=== Problem description ===
Every record is to be printed exactly as it appears.

=== Material for this task ===
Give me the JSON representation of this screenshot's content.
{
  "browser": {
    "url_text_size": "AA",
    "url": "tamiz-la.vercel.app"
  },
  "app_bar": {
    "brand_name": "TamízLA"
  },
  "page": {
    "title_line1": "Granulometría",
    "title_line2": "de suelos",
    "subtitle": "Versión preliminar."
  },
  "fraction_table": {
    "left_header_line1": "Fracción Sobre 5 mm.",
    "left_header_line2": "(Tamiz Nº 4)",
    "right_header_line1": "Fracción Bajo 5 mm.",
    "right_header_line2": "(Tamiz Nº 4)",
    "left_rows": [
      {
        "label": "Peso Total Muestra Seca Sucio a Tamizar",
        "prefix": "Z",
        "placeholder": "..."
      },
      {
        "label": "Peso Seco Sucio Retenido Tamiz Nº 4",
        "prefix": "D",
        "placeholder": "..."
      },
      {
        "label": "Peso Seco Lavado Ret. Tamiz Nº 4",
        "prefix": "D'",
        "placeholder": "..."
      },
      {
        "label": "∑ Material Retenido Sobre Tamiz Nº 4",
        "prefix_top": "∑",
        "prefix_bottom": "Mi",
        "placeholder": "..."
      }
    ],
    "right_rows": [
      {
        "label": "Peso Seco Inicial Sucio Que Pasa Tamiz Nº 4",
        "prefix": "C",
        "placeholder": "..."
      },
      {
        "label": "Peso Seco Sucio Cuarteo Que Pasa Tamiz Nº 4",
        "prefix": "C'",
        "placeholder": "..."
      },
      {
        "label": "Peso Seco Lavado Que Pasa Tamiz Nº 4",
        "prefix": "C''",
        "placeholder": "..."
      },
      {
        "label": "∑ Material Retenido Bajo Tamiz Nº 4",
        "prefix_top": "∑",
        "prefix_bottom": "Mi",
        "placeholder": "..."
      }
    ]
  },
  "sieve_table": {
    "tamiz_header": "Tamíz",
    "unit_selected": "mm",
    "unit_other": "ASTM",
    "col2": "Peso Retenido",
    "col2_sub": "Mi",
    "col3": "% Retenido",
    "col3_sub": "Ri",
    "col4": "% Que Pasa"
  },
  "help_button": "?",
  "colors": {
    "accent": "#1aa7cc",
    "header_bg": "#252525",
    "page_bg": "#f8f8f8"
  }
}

=== Response to the exercise ===
Give me the JSON representation of this screenshot's content.
{
  "browser": {
    "url_text_size": "AA",
    "url": "tamiz-la.vercel.app"
  },
  "app_bar": {
    "brand_name": "TamízLA"
  },
  "page": {
    "title_line1": "Granulometría",
    "title_line2": "de suelos",
    "subtitle": "Versión preliminar."
  },
  "fraction_table": {
    "left_header_line1": "Fracción Sobre 5 mm.",
    "left_header_line2": "(Tamiz Nº 4)",
    "right_header_line1": "Fracción Bajo 5 mm.",
    "right_header_line2": "(Tamiz Nº 4)",
    "left_rows": [
      {
        "label": "Peso Total Muestra Seca Sucio a Tamizar",
        "prefix": "Z",
        "placeholder": "..."
      },
      {
        "label": "Peso Seco Sucio Retenido Tamiz Nº 4",
        "prefix": "D",
        "placeholder": "..."
      },
      {
        "label": "Peso Seco Lavado Ret. Tamiz Nº 4",
        "prefix": "D'",
        "placeholder": "..."
      },
      {
        "label": "∑ Material Retenido Sobre Tamiz Nº 4",
        "prefix_top": "∑",
        "prefix_bottom": "Mi",
        "placeholder": "..."
      }
    ],
    "right_rows": [
      {
        "label": "Peso Seco Inicial Sucio Que Pasa Tamiz Nº 4",
        "prefix": "C",
        "placeholder": "..."
      },
      {
        "label": "Peso Seco Sucio Cuarteo Que Pasa Tamiz Nº 4",
        "prefix": "C'",
        "placeholder": "..."
      },
      {
        "label": "Peso Seco Lavado Que Pasa Tamiz Nº 4",
        "prefix": "C''",
        "placeholder": "..."
      },
      {
        "label": "∑ Material Retenido Bajo Tamiz Nº 4",
        "prefix_top": "∑",
        "prefix_bottom": "Mi",
        "placeholder": "..."
      }
    ]
  },
  "sieve_table": {
    "tamiz_header": "Tamíz",
    "unit_selected": "mm",
    "unit_other": "ASTM",
    "col2": "Peso Retenido",
    "col2_sub": "Mi",
    "col3": "% Retenido",
    "col3_sub": "Ri",
    "col4": "% Que Pasa"
  },
  "help_button": "?",
  "colors": {
    "accent": "#1aa7cc",
    "header_bg": "#252525",
    "page_bg": "#f8f8f8"
  }
}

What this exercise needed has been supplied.